A valid point, and Western State could indeed fashion itself as an æsthetic haven. The ivory tower image, however, is historically inaccurate. Our oldest colleges — the Ivy Leagues and William and Mary — were founded to train ministers and those schools made no secret of their well-defined agendas.
During the American Revolution and beyond, colleges were hotbeds of political activism. Thomas Jefferson founded the University of Virginia to fuel the fires of Republicanism. Oberlin College, in an Ohio that was far more remote in the 1830s than Gunnison is today, had a respected national reputation for grassroots commitment, and was a seedbed in the movement to abolish slavery. It was also the first institution of higher learning in the United States to admit women. Colleges were in the advance guard for Civil Rights, in opposition to the Vietnam War, and in advocating environmental responsibility.
The faculty and students of Western State College and an impressive number of Gunnison’s citizens have the energy and expertise to become part of the solution to the serious problems that plague the West.
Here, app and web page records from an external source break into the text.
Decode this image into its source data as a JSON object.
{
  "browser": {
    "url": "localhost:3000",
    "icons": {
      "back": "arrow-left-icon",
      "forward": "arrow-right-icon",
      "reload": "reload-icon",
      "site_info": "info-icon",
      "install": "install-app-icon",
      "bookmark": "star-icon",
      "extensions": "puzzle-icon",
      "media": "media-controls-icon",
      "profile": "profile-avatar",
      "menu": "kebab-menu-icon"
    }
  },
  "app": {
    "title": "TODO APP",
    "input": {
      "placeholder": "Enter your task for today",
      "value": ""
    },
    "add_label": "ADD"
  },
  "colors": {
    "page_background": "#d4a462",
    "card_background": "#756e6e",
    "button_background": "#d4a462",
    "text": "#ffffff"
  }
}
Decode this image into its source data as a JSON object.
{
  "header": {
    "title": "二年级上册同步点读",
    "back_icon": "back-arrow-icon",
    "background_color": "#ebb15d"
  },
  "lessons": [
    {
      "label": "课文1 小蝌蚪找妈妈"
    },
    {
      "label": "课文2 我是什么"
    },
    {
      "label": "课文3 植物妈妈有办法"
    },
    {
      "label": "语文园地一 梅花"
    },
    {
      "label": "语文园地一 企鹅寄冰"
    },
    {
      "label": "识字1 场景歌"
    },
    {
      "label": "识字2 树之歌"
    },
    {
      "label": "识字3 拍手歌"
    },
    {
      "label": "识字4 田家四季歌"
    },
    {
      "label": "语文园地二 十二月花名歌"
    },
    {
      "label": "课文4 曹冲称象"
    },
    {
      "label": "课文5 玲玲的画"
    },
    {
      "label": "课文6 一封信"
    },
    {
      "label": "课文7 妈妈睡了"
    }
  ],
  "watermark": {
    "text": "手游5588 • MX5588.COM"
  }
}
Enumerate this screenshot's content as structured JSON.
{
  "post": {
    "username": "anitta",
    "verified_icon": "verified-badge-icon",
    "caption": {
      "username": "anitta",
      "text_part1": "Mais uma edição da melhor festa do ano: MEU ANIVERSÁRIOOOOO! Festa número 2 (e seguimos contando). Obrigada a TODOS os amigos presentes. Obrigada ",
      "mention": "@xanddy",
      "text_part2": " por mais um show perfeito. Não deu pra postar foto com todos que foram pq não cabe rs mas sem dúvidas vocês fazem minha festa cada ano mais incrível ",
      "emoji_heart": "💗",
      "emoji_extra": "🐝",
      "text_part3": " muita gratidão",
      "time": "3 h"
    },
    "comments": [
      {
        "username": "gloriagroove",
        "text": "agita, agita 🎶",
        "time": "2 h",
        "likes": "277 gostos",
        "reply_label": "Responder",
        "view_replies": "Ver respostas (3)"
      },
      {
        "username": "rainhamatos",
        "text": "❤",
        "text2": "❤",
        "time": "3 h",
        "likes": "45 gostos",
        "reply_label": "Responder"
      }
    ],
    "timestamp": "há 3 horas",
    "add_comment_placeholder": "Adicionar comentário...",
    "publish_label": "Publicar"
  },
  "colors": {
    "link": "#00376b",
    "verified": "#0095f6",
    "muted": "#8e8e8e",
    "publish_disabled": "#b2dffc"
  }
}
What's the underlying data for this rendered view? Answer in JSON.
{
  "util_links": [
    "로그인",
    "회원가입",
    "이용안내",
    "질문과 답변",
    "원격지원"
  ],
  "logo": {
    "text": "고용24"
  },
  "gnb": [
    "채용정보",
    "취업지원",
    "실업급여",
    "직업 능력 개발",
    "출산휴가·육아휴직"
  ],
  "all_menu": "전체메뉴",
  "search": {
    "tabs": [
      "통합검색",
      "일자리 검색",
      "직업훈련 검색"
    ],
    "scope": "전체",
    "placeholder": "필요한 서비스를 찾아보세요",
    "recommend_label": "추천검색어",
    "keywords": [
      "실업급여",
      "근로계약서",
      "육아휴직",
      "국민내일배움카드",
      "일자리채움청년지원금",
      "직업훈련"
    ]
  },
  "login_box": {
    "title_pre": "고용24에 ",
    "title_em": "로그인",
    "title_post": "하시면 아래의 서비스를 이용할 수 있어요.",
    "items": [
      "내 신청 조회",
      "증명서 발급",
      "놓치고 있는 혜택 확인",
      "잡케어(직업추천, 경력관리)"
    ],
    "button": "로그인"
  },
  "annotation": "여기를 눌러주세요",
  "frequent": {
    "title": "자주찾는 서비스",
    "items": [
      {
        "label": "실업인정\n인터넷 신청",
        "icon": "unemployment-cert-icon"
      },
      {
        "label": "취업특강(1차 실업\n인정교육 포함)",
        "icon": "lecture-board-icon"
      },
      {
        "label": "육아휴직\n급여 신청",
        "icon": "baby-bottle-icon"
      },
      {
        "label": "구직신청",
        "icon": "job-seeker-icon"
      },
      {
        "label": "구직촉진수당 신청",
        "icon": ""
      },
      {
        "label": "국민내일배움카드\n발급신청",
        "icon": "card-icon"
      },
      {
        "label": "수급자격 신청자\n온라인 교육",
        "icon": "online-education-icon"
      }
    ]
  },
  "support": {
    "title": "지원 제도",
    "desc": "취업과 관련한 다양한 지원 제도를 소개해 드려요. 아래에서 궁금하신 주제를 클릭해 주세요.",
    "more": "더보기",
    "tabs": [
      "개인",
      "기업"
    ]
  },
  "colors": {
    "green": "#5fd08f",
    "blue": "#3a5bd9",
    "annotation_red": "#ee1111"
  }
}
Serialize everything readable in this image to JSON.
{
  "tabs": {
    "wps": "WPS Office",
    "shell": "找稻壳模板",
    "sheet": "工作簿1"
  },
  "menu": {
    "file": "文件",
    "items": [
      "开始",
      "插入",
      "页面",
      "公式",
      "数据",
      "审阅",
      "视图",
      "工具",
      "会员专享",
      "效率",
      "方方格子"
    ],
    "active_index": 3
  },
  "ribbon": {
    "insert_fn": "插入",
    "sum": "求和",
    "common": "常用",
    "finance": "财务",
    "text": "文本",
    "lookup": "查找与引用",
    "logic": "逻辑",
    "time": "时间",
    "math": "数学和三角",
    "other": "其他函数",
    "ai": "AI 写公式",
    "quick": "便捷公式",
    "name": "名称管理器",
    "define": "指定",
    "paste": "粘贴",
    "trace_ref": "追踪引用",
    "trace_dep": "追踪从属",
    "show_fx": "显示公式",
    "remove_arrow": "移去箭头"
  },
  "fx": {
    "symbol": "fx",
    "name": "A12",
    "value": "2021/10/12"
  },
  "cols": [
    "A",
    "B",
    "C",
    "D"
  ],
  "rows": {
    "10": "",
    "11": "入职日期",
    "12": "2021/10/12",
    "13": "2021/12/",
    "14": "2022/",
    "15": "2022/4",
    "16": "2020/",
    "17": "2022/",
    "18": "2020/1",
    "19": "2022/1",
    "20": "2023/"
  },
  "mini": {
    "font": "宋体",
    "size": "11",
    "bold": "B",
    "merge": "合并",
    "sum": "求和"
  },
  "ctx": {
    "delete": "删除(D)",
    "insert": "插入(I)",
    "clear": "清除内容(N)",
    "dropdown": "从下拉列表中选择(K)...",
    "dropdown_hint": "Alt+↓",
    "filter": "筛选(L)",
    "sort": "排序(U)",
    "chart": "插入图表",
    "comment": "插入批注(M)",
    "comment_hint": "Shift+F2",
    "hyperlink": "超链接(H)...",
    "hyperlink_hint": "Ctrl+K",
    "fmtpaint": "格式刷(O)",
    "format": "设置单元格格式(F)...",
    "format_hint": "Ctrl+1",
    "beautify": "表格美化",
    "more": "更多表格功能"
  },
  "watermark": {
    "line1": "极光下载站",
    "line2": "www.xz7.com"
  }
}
Economics and business courses can explore alternatives to gentrification, they can teach the full range of small-business formation, and they can utilize the experiences of those who have begun small and highly-successful operations as well as those who manage chains.
Political science and history courses could convey the stories of the early Republic, when causes born of democratic and reformist principles flourished.
A COURSE ON THE MEDIA might teach about a phenomenon professors term “Western Journalism,” wherein most newspapers, radio, and television stations in the West eschew investigative reporting in favor of a civic boosterism consciously designed to convey the feeling that everything is right with the world.
As a result, citizens must be the watchdogs. We have to write the Letters to the Editor that expose the sweetheart deals made between local governments and the developers. Who pays when the government agrees to widen the road to that new shopping center or subdivision or when the government gives, as they did to the local City Market, tax breaks for erecting their big new store only to leave the old one standing empty and cold and with no provisions for its future use?
People, however, need tools to become activists, they must build from foundations based upon reading and discourse. Western State is ideally situated for this role because, for one, it attracts a disproportionate number of idealists. Think of it — Western State College, the Oberlin of the West.
Dr. Laura McCall lives in Golden and professes history at Metropolitan State College in Denver. She previously taught at Western State College in Gunnison, where this was delivered as part of the Headwaters Conference Nov. 14-15. She is the co-editor of A Shared Experience: Men, Women, and the History of Gender, published in 1998 by New York University Press.